* _PROBLEM DESCRIPTION_
Write the data out again exactly, with every picture removed.

Collection entries
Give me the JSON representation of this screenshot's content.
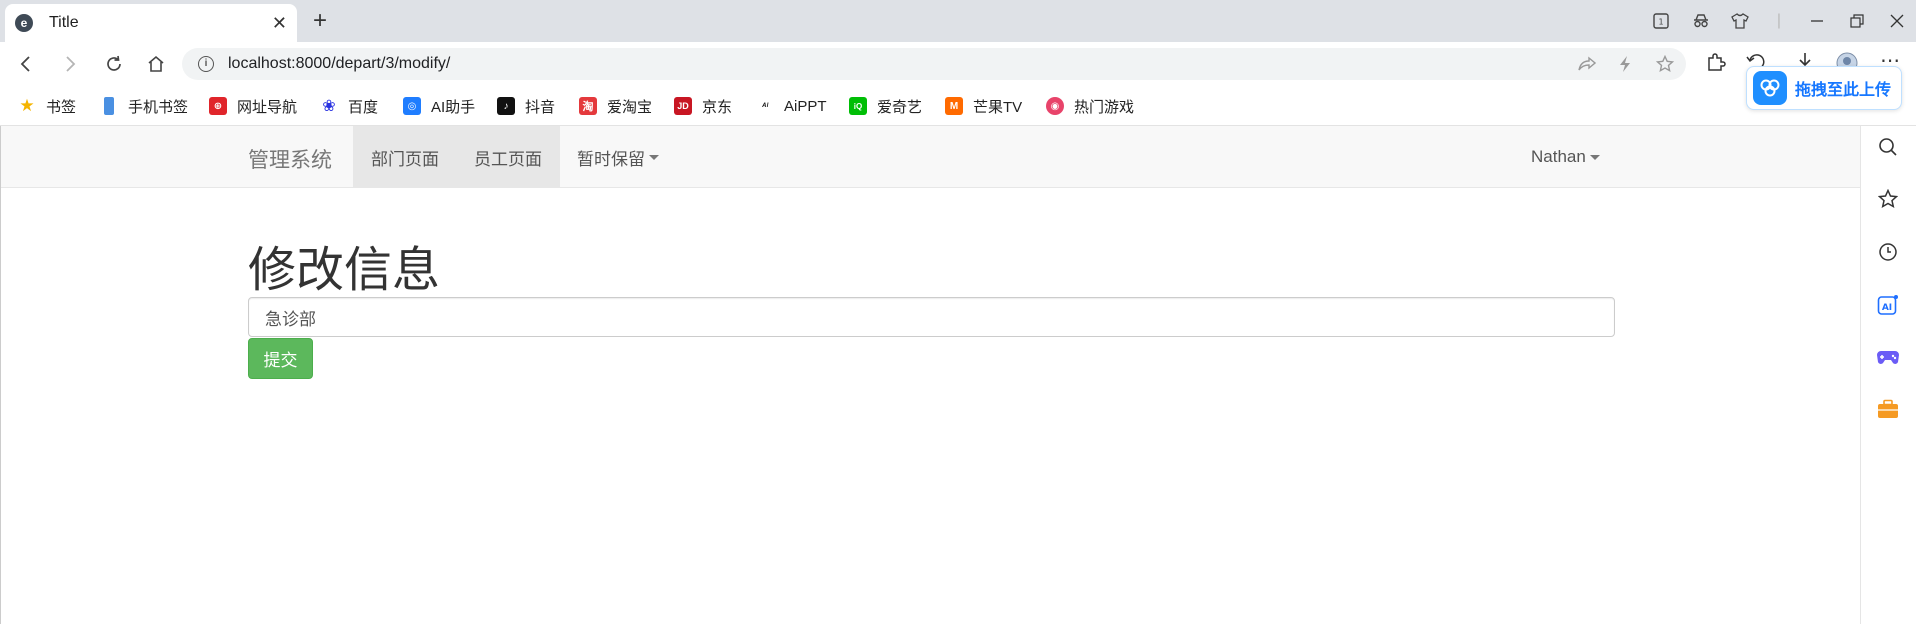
{
  "browser": {
    "tab_title": "Title",
    "tab_close": "✕",
    "new_tab": "+",
    "url": "localhost:8000/depart/3/modify/"
  },
  "bookmarks": [
    {
      "label": "书签",
      "icon": "star-icon",
      "color": "#f5b400",
      "glyph": "★"
    },
    {
      "label": "手机书签",
      "icon": "phone-icon",
      "color": "#4a90e2",
      "glyph": ""
    },
    {
      "label": "网址导航",
      "icon": "hao123-icon",
      "color": "#e0252b",
      "glyph": "⊕"
    },
    {
      "label": "百度",
      "icon": "baidu-icon",
      "color": "#2932e1",
      "glyph": "❀"
    },
    {
      "label": "AI助手",
      "icon": "ai-assistant-icon",
      "color": "#1f7dff",
      "glyph": "◎"
    },
    {
      "label": "抖音",
      "icon": "douyin-icon",
      "color": "#111111",
      "glyph": "♪"
    },
    {
      "label": "爱淘宝",
      "icon": "taobao-icon",
      "color": "#e4393c",
      "glyph": "淘"
    },
    {
      "label": "京东",
      "icon": "jd-icon",
      "color": "#c81623",
      "glyph": "JD"
    },
    {
      "label": "AiPPT",
      "icon": "aippt-icon",
      "color": "#ffffff",
      "glyph": "ᴬᴵ"
    },
    {
      "label": "爱奇艺",
      "icon": "iqiyi-icon",
      "color": "#00be06",
      "glyph": "iQ"
    },
    {
      "label": "芒果TV",
      "icon": "mangotv-icon",
      "color": "#ff6a00",
      "glyph": "M"
    },
    {
      "label": "热门游戏",
      "icon": "game-icon",
      "color": "#e8436a",
      "glyph": "◉"
    }
  ],
  "upload_button": {
    "label": "拖拽至此上传",
    "icon": "baidu-netdisk-icon"
  },
  "app": {
    "brand": "管理系统",
    "nav": [
      {
        "label": "部门页面"
      },
      {
        "label": "员工页面"
      },
      {
        "label": "暂时保留"
      }
    ],
    "user": "Nathan"
  },
  "form": {
    "heading": "修改信息",
    "value": "急诊部",
    "submit_label": "提交"
  }
}
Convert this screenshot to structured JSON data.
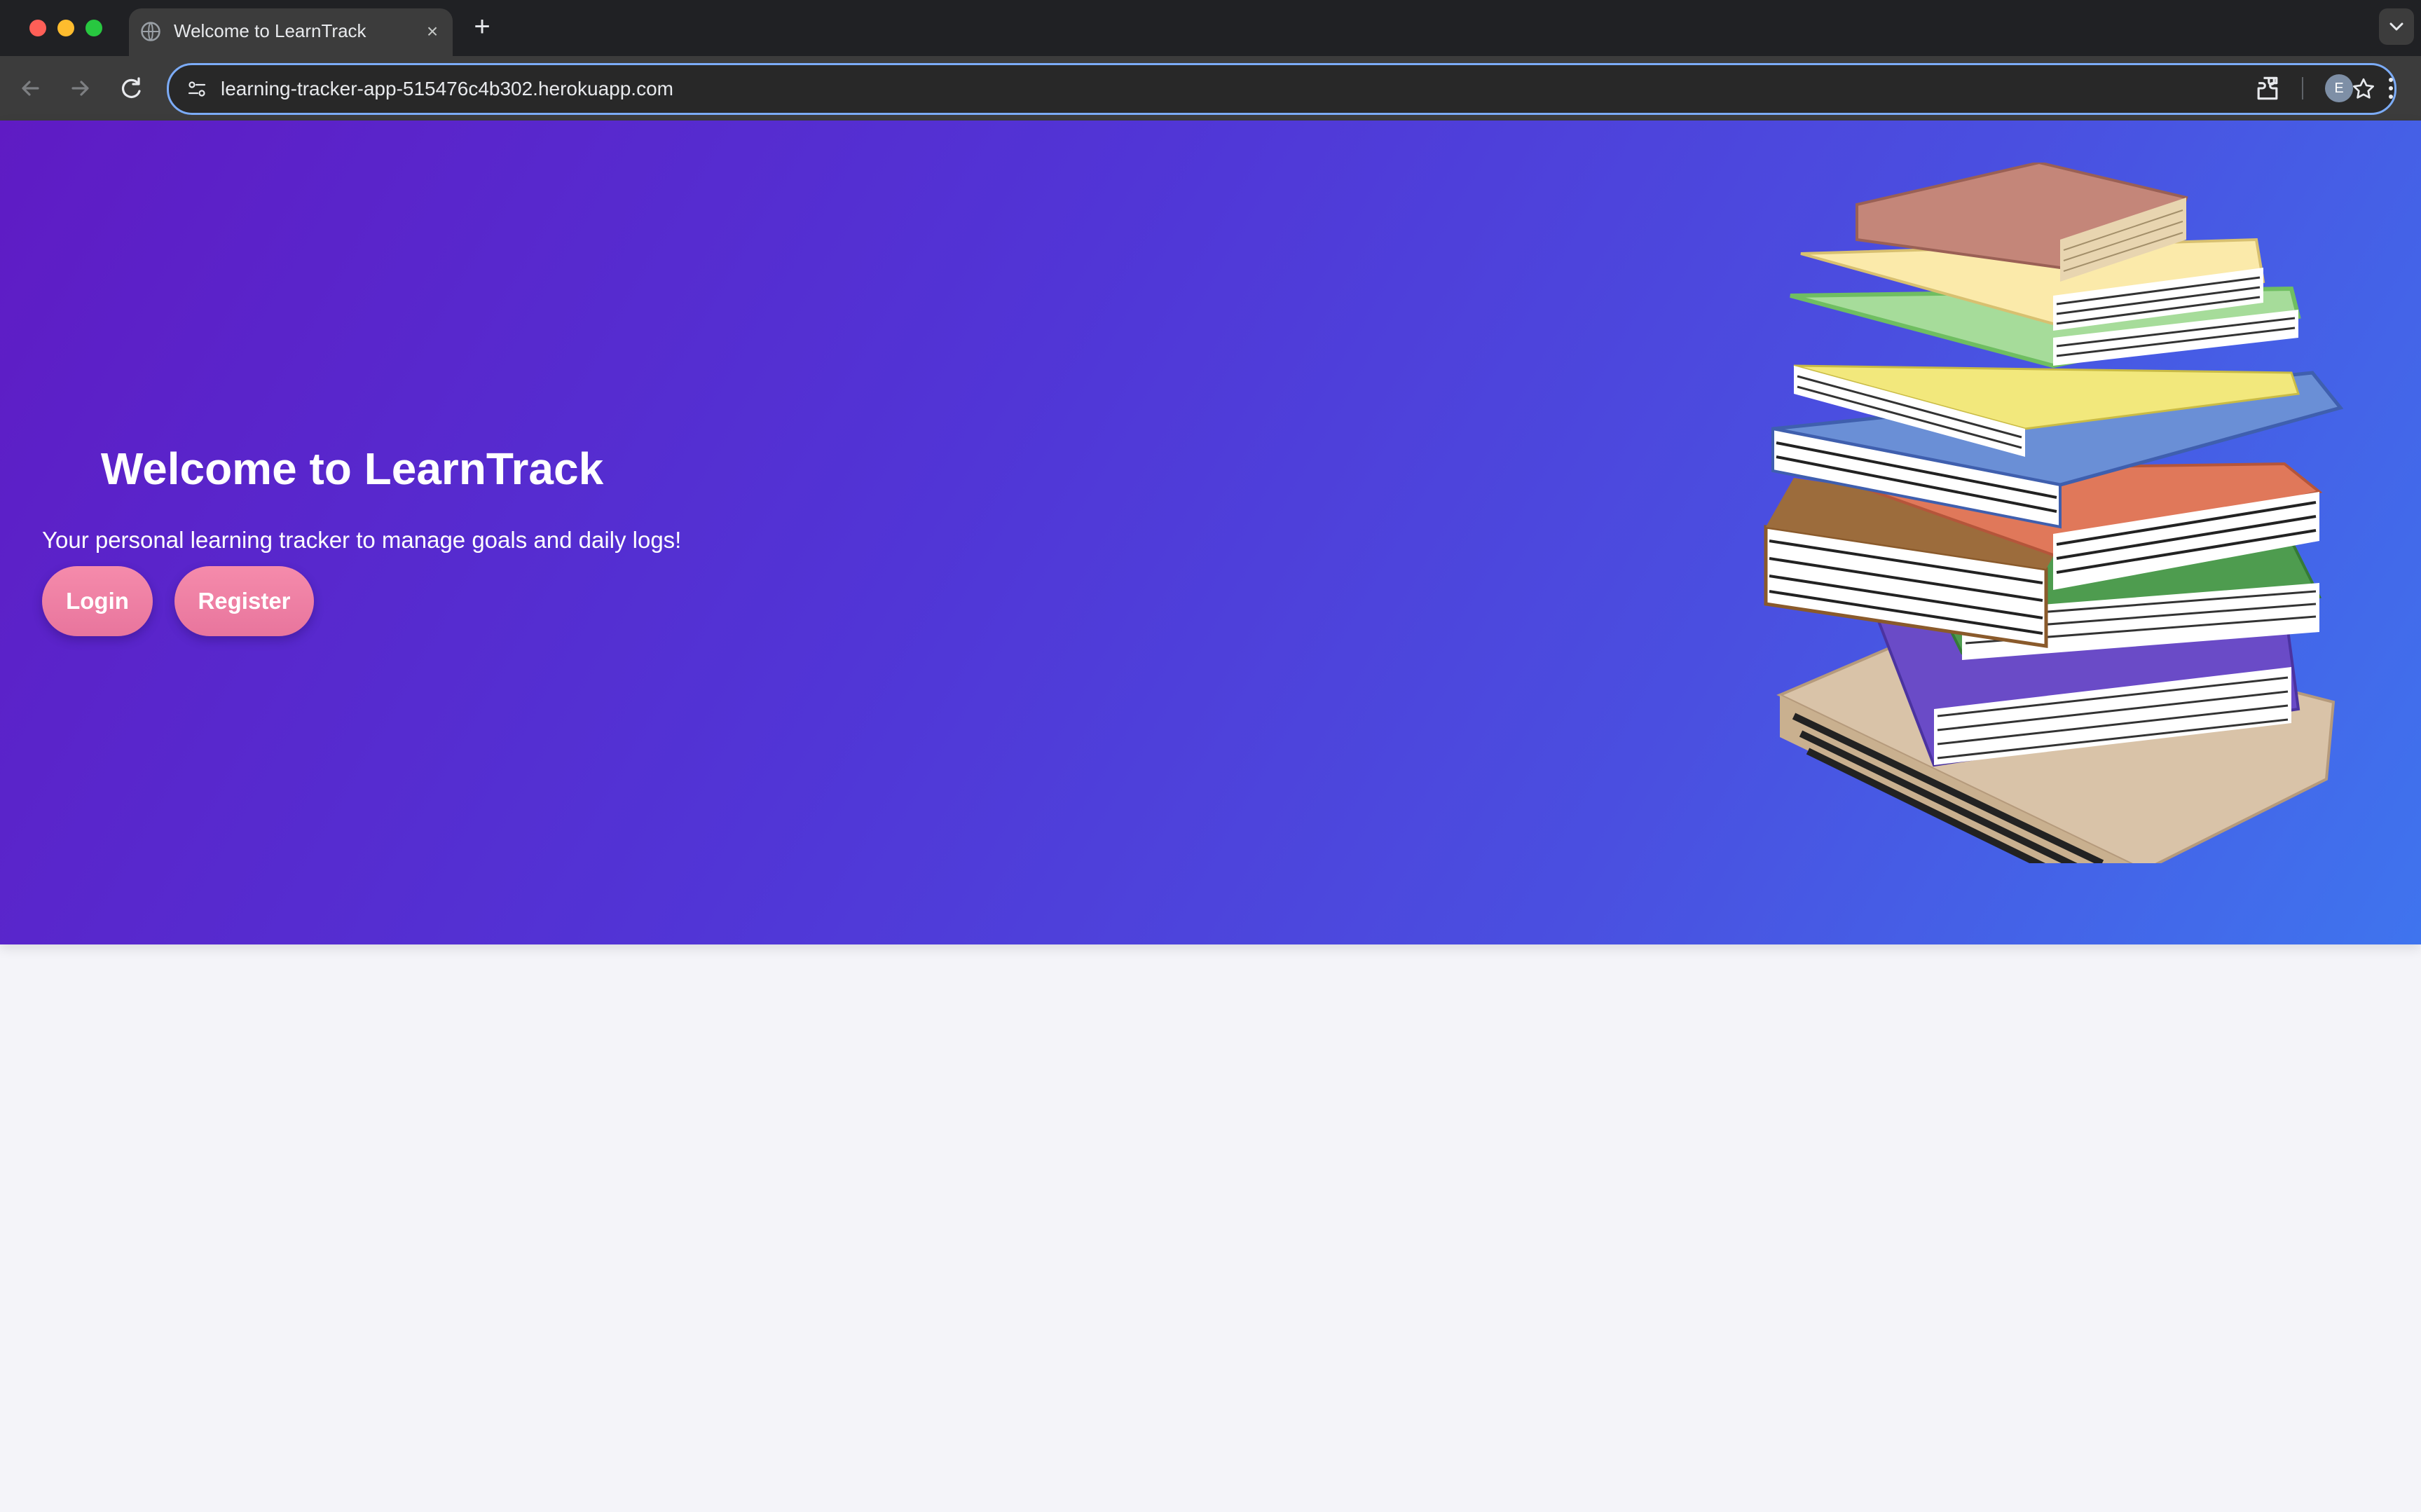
{
  "browser": {
    "tab": {
      "title": "Welcome to LearnTrack",
      "favicon": "globe-icon"
    },
    "address_bar": {
      "url": "learning-tracker-app-515476c4b302.herokuapp.com"
    },
    "profile_initial": "E",
    "icons": [
      "back-arrow-icon",
      "forward-arrow-icon",
      "reload-icon",
      "site-info-icon",
      "bookmark-star-icon",
      "extensions-icon",
      "kebab-menu-icon",
      "chevron-down-icon",
      "close-icon",
      "plus-icon"
    ]
  },
  "hero": {
    "title": "Welcome to LearnTrack",
    "subtitle": "Your personal learning tracker to manage goals and daily logs!",
    "buttons": {
      "login": "Login",
      "register": "Register"
    },
    "illustration": "stack-of-books",
    "gradient": [
      "#5f1bc4",
      "#3f74ee"
    ],
    "button_color": "#ee7fa4"
  },
  "page": {
    "background": "#f4f4f9"
  }
}
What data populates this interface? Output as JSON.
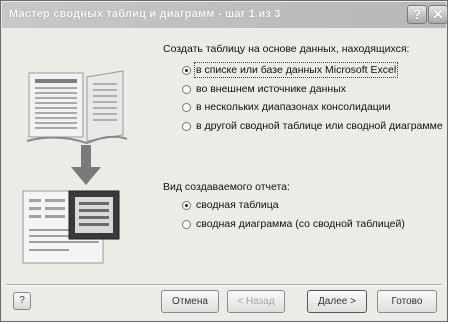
{
  "window": {
    "title": "Мастер сводных таблиц и диаграмм - шаг 1 из 3",
    "help_glyph": "?",
    "close_glyph": "✕"
  },
  "source_section": {
    "heading": "Создать таблицу на основе данных, находящихся:",
    "options": [
      {
        "label": "в списке или базе данных Microsoft Excel",
        "selected": true
      },
      {
        "label": "во внешнем источнике данных",
        "selected": false
      },
      {
        "label": "в нескольких диапазонах консолидации",
        "selected": false
      },
      {
        "label": "в другой сводной таблице или сводной диаграмме",
        "selected": false
      }
    ]
  },
  "report_section": {
    "heading": "Вид создаваемого отчета:",
    "options": [
      {
        "label": "сводная таблица",
        "selected": true
      },
      {
        "label": "сводная диаграмма (со сводной таблицей)",
        "selected": false
      }
    ]
  },
  "footer": {
    "help_icon_glyph": "?",
    "cancel_label": "Отмена",
    "back_label": "< Назад",
    "next_label": "Далее >",
    "finish_label": "Готово"
  },
  "colors": {
    "window_bg": "#ecebe6",
    "titlebar": "#c4c4c4",
    "arrow": "#7a7a7a"
  },
  "icons": [
    "help-icon",
    "close-icon",
    "wizard-illustration",
    "radio-icon"
  ]
}
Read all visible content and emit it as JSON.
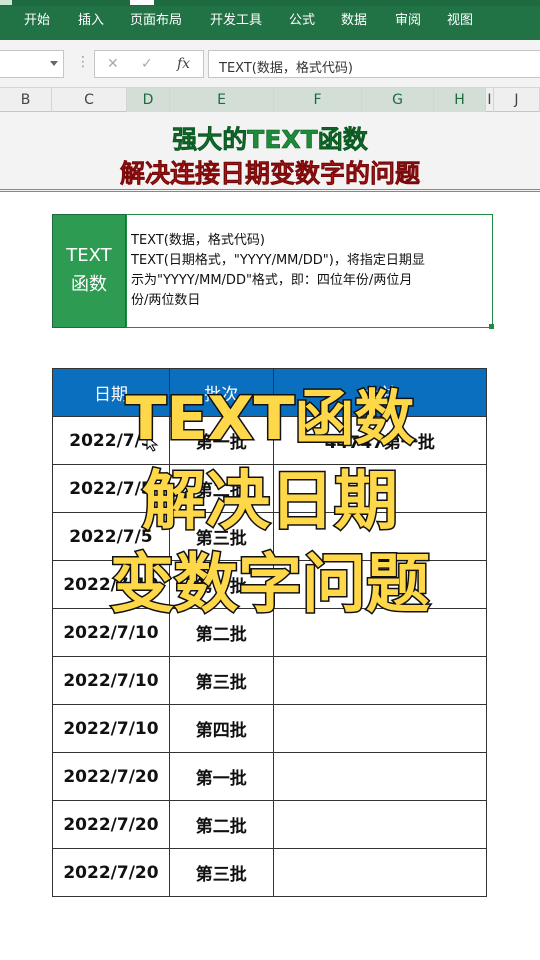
{
  "ribbon": {
    "menu": [
      "开始",
      "插入",
      "页面布局",
      "开发工具",
      "公式",
      "数据",
      "审阅",
      "视图"
    ]
  },
  "formula_bar": {
    "namebox_value": "",
    "cancel_icon": "cancel-icon",
    "enter_icon": "check-icon",
    "fx_label": "fx",
    "formula": "TEXT(数据，格式代码)"
  },
  "columns": [
    "B",
    "C",
    "D",
    "E",
    "F",
    "G",
    "H",
    "I",
    "J"
  ],
  "banner": {
    "line1": "强大的TEXT函数",
    "line2": "解决连接日期变数字的问题"
  },
  "info": {
    "label_line1": "TEXT",
    "label_line2": "函数",
    "line1": "TEXT(数据，格式代码)",
    "line2": "TEXT(日期格式，\"YYYY/MM/DD\")，将指定日期显",
    "line3": "示为\"YYYY/MM/DD\"格式，即：四位年份/两位月",
    "line4": "份/两位数日"
  },
  "table": {
    "headers": [
      "日期",
      "批次",
      "合并"
    ],
    "rows": [
      {
        "date": "2022/7/5",
        "batch": "第一批",
        "merge": "44747第一批"
      },
      {
        "date": "2022/7/5",
        "batch": "第二批",
        "merge": ""
      },
      {
        "date": "2022/7/5",
        "batch": "第三批",
        "merge": ""
      },
      {
        "date": "2022/7/10",
        "batch": "第一批",
        "merge": ""
      },
      {
        "date": "2022/7/10",
        "batch": "第二批",
        "merge": ""
      },
      {
        "date": "2022/7/10",
        "batch": "第三批",
        "merge": ""
      },
      {
        "date": "2022/7/10",
        "batch": "第四批",
        "merge": ""
      },
      {
        "date": "2022/7/20",
        "batch": "第一批",
        "merge": ""
      },
      {
        "date": "2022/7/20",
        "batch": "第二批",
        "merge": ""
      },
      {
        "date": "2022/7/20",
        "batch": "第三批",
        "merge": ""
      }
    ]
  },
  "overlay": {
    "line1": "TEXT函数",
    "line2": "解决日期",
    "line3": "变数字问题"
  },
  "colors": {
    "ribbon": "#217346",
    "table_header": "#0a6fbf",
    "label_green": "#2e9b52",
    "overlay_yellow": "#ffd84a",
    "merge_red": "#d01010"
  }
}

* _RESPONSE_
Give me the JSON representation of this screenshot's content.
{
  "browser": {
    "tab_title": "Title",
    "tab_close": "✕",
    "new_tab": "+",
    "url": "localhost:8000/depart/3/modify/"
  },
  "bookmarks": [
    {
      "label": "书签",
      "icon": "star-icon",
      "color": "#f5b400",
      "glyph": "★"
    },
    {
      "label": "手机书签",
      "icon": "phone-icon",
      "color": "#4a90e2",
      "glyph": ""
    },
    {
      "label": "网址导航",
      "icon": "hao123-icon",
      "color": "#e0252b",
      "glyph": "⊕"
    },
    {
      "label": "百度",
      "icon": "baidu-icon",
      "color": "#2932e1",
      "glyph": "❀"
    },
    {
      "label": "AI助手",
      "icon": "ai-assistant-icon",
      "color": "#1f7dff",
      "glyph": "◎"
    },
    {
      "label": "抖音",
      "icon": "douyin-icon",
      "color": "#111111",
      "glyph": "♪"
    },
    {
      "label": "爱淘宝",
      "icon": "taobao-icon",
      "color": "#e4393c",
      "glyph": "淘"
    },
    {
      "label": "京东",
      "icon": "jd-icon",
      "color": "#c81623",
      "glyph": "JD"
    },
    {
      "label": "AiPPT",
      "icon": "aippt-icon",
      "color": "#ffffff",
      "glyph": "ᴬᴵ"
    },
    {
      "label": "爱奇艺",
      "icon": "iqiyi-icon",
      "color": "#00be06",
      "glyph": "iQ"
    },
    {
      "label": "芒果TV",
      "icon": "mangotv-icon",
      "color": "#ff6a00",
      "glyph": "M"
    },
    {
      "label": "热门游戏",
      "icon": "game-icon",
      "color": "#e8436a",
      "glyph": "◉"
    }
  ],
  "upload_button": {
    "label": "拖拽至此上传",
    "icon": "baidu-netdisk-icon"
  },
  "app": {
    "brand": "管理系统",
    "nav": [
      {
        "label": "部门页面"
      },
      {
        "label": "员工页面"
      },
      {
        "label": "暂时保留"
      }
    ],
    "user": "Nathan"
  },
  "form": {
    "heading": "修改信息",
    "value": "急诊部",
    "submit_label": "提交"
  }
}
Convert this screenshot to structured JSON data.
{
  "browser": {
    "tab": {
      "title": "Welcome to LearnTrack",
      "favicon": "globe-icon"
    },
    "address_bar": {
      "url": "learning-tracker-app-515476c4b302.herokuapp.com"
    },
    "profile_initial": "E",
    "icons": [
      "back-arrow-icon",
      "forward-arrow-icon",
      "reload-icon",
      "site-info-icon",
      "bookmark-star-icon",
      "extensions-icon",
      "kebab-menu-icon",
      "chevron-down-icon",
      "close-icon",
      "plus-icon"
    ]
  },
  "hero": {
    "title": "Welcome to LearnTrack",
    "subtitle": "Your personal learning tracker to manage goals and daily logs!",
    "buttons": {
      "login": "Login",
      "register": "Register"
    },
    "illustration": "stack-of-books",
    "gradient": [
      "#5f1bc4",
      "#3f74ee"
    ],
    "button_color": "#ee7fa4"
  },
  "page": {
    "background": "#f4f4f9"
  }
}
What data populates this interface? Output as JSON.
{
  "window": {
    "title": "Мастер сводных таблиц и диаграмм - шаг 1 из 3",
    "help_glyph": "?",
    "close_glyph": "✕"
  },
  "source_section": {
    "heading": "Создать таблицу на основе данных, находящихся:",
    "options": [
      {
        "label": "в списке или базе данных Microsoft Excel",
        "selected": true
      },
      {
        "label": "во внешнем источнике данных",
        "selected": false
      },
      {
        "label": "в нескольких диапазонах консолидации",
        "selected": false
      },
      {
        "label": "в другой сводной таблице или сводной диаграмме",
        "selected": false
      }
    ]
  },
  "report_section": {
    "heading": "Вид создаваемого отчета:",
    "options": [
      {
        "label": "сводная таблица",
        "selected": true
      },
      {
        "label": "сводная диаграмма (со сводной таблицей)",
        "selected": false
      }
    ]
  },
  "footer": {
    "help_icon_glyph": "?",
    "cancel_label": "Отмена",
    "back_label": "< Назад",
    "next_label": "Далее >",
    "finish_label": "Готово"
  },
  "colors": {
    "window_bg": "#ecebe6",
    "titlebar": "#c4c4c4",
    "arrow": "#7a7a7a"
  },
  "icons": [
    "help-icon",
    "close-icon",
    "wizard-illustration",
    "radio-icon"
  ]
}
Read all visible content and emit it as JSON.
{
  "ribbon": {
    "menu": [
      "开始",
      "插入",
      "页面布局",
      "开发工具",
      "公式",
      "数据",
      "审阅",
      "视图"
    ]
  },
  "formula_bar": {
    "namebox_value": "",
    "cancel_icon": "cancel-icon",
    "enter_icon": "check-icon",
    "fx_label": "fx",
    "formula": "TEXT(数据，格式代码)"
  },
  "columns": [
    "B",
    "C",
    "D",
    "E",
    "F",
    "G",
    "H",
    "I",
    "J"
  ],
  "banner": {
    "line1": "强大的TEXT函数",
    "line2": "解决连接日期变数字的问题"
  },
  "info": {
    "label_line1": "TEXT",
    "label_line2": "函数",
    "line1": "TEXT(数据，格式代码)",
    "line2": "TEXT(日期格式，\"YYYY/MM/DD\")，将指定日期显",
    "line3": "示为\"YYYY/MM/DD\"格式，即：四位年份/两位月",
    "line4": "份/两位数日"
  },
  "table": {
    "headers": [
      "日期",
      "批次",
      "合并"
    ],
    "rows": [
      {
        "date": "2022/7/5",
        "batch": "第一批",
        "merge": "44747第一批"
      },
      {
        "date": "2022/7/5",
        "batch": "第二批",
        "merge": ""
      },
      {
        "date": "2022/7/5",
        "batch": "第三批",
        "merge": ""
      },
      {
        "date": "2022/7/10",
        "batch": "第一批",
        "merge": ""
      },
      {
        "date": "2022/7/10",
        "batch": "第二批",
        "merge": ""
      },
      {
        "date": "2022/7/10",
        "batch": "第三批",
        "merge": ""
      },
      {
        "date": "2022/7/10",
        "batch": "第四批",
        "merge": ""
      },
      {
        "date": "2022/7/20",
        "batch": "第一批",
        "merge": ""
      },
      {
        "date": "2022/7/20",
        "batch": "第二批",
        "merge": ""
      },
      {
        "date": "2022/7/20",
        "batch": "第三批",
        "merge": ""
      }
    ]
  },
  "overlay": {
    "line1": "TEXT函数",
    "line2": "解决日期",
    "line3": "变数字问题"
  },
  "colors": {
    "ribbon": "#217346",
    "table_header": "#0a6fbf",
    "label_green": "#2e9b52",
    "overlay_yellow": "#ffd84a",
    "merge_red": "#d01010"
  }
}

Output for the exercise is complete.